What one aspect of your documentary or street photography can you work on right now that will yield greatest results?
I owe it to photographers like John Free who opened my eyes to the power of gesture in documentary photography. To illustrate the importance of gesture, I’d like to share two images with you. But first here’s the background.
Yesterday I was in Portlaoise to capture potential images for my Pairc Life project (you can read more about this project here —> https://www.paullanigan.net/pairc-life). I was attending the hurling game between Laois and Dublin and whereas last year my focus was on shooting game action, my attention this year is on capturing the rituals and traditions that surround the game.
So, I’m heading into the ground and I see these two guys busking outside the gates to O’Moore Park. They’re not locals. They’re down from Dublin for the day. I can tell that by the bowsie songs they’re singing (Molly Malone, etc.)
This is the first picture I took (straight out of camera with ‘auto’ adjustment in Lightroom).
Now ask yourself ‘what is happening in this image?’……….if you’re like most people, you’ll say that it’s two guys busking. But what if you could add something that would change the answer to the question ‘what’s happening in this image?’ - if you can do that, you’ve changed the story……
My goal was to wait for someone to throw some money in to their bag….but that’s not what happened next. Instead I got a different gesture….and now, with a different gesture, you’re left wondering what’s happening.
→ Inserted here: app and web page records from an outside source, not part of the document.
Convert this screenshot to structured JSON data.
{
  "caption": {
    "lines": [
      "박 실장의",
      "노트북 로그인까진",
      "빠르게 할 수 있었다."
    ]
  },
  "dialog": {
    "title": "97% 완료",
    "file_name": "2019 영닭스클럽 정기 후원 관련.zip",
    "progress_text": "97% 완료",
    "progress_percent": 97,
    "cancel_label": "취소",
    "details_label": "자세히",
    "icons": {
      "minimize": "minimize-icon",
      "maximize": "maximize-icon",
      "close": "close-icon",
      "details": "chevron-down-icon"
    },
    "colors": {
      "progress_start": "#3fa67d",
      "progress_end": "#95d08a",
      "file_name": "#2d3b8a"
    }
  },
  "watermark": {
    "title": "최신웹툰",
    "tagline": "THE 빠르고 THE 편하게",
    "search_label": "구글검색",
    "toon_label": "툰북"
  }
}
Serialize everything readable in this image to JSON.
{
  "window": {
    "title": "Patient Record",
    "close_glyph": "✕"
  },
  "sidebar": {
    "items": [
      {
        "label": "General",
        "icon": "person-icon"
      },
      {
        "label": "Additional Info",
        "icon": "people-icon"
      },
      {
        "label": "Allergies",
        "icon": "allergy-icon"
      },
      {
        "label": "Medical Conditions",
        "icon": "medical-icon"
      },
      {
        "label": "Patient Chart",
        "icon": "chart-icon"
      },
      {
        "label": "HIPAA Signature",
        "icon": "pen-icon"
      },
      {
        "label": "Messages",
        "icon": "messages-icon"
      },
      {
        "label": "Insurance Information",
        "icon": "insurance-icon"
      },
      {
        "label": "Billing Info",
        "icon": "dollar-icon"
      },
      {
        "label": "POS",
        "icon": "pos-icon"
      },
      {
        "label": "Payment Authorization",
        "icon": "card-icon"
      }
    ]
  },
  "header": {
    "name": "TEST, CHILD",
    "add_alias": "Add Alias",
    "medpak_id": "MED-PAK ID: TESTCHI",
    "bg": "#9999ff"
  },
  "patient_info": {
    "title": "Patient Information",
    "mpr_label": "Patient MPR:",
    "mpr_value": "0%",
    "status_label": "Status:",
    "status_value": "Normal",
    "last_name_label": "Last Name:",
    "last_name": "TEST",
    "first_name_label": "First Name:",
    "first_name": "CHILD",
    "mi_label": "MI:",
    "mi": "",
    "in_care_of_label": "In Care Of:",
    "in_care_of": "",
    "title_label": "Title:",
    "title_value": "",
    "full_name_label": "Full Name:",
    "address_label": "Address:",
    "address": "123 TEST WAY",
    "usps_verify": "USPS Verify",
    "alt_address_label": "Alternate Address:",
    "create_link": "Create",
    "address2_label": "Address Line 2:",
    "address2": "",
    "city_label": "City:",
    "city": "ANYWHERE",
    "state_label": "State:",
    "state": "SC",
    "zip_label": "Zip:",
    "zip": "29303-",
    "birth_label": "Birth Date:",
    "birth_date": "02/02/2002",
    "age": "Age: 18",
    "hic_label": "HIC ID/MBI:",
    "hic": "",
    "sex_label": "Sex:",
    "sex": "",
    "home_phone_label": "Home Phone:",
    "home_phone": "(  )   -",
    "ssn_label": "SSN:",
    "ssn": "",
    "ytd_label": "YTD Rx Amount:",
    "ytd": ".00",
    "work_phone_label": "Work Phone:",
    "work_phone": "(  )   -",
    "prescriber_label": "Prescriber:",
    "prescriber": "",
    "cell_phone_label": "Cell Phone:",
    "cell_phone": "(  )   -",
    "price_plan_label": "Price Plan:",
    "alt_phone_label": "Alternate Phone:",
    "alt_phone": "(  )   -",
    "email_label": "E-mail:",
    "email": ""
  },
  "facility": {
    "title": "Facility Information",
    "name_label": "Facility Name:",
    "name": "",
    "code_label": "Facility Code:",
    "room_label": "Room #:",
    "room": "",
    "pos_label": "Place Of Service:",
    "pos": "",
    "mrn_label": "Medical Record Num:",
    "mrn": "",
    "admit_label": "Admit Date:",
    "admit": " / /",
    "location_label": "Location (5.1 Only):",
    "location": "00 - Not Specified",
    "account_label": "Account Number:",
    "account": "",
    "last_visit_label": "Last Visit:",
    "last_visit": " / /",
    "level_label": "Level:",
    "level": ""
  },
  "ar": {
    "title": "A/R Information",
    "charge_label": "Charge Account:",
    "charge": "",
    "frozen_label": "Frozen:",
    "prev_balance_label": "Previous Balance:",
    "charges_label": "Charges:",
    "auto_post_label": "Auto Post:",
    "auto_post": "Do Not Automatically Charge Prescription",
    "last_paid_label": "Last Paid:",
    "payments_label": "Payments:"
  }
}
That curiosity and your imagined stories (is he thanking the kid, is he admonishing him?) engages a different part of the brain that if I had just captured two buskers.
Always look for the gesture……
What do you think?